College Students and Mental Illness
It has been said that mental illness has a “second hit.” The first instance or signs may not be noticeable because it’s seemingly dormant. The second hit is typically more noticeable. Meaning, you can’t stop what’s already started biologically in the brain, but symptoms may not present until something traumatic happens in one’s life.
Sometimes, the transition to college and being away from home is the second hit (adjustment disorder). Or something like the COVID-19 pandemic can act as the trigger. Before your college-aged child knows it or understands what’s happening, it morphs into bipolar disorder, depression, etc.
Going back to early detection, the average time of symptom onset to treatment is 11 years. It’s important to know that depression (and other mental illnesses) is not age sensitive and, in addition to medical condition history, external factors can trigger it. Remember the stat above: 50% of all lifetime mental illness begins by age 14, and 75% by age 24. So, the traditional college student falls right into that age range.
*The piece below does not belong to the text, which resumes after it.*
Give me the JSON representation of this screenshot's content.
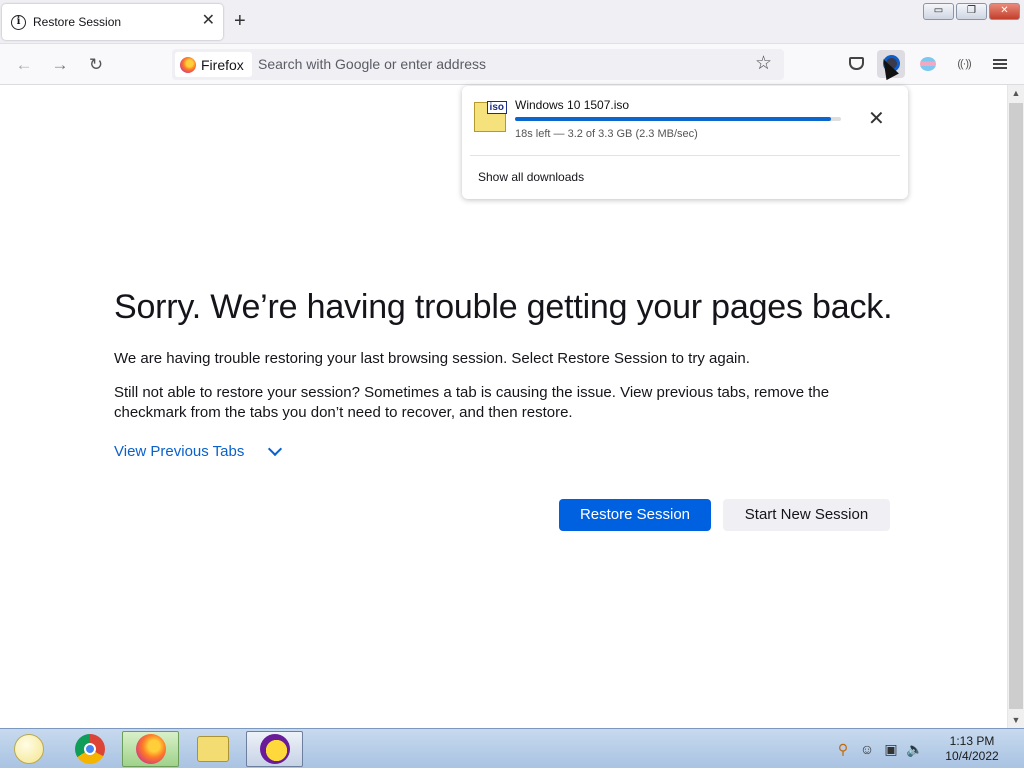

As hard as it is, if your college student is a threat to himself or herself or others, you must call 911. This is not said lightly but sometimes it’s the only way to get them the help they need. They are often in denial that they have a mental illness, and it doesn’t help that there is a stigma associated with it (especially with their peers).
Sometimes, they cannot see in their own mind that there is a problem. People with mental illness can get stuck in their old self-image from before the illness started. It might cause them to feel like everyone else is lying or mistaken. The term for this is anosognosia.
From the national NAMI organization, “When we talk about anosognosia in mental illness, we mean that someone is unaware of their own mental health condition or that they can’t perceive their condition accurately. Anosognosia is a common symptom of certain mental illnesses, perhaps the most difficult to understand for those who have never experienced it.”
In addition to NAMI, another great resource is the American Psychiatric Association.
** Suicide hotline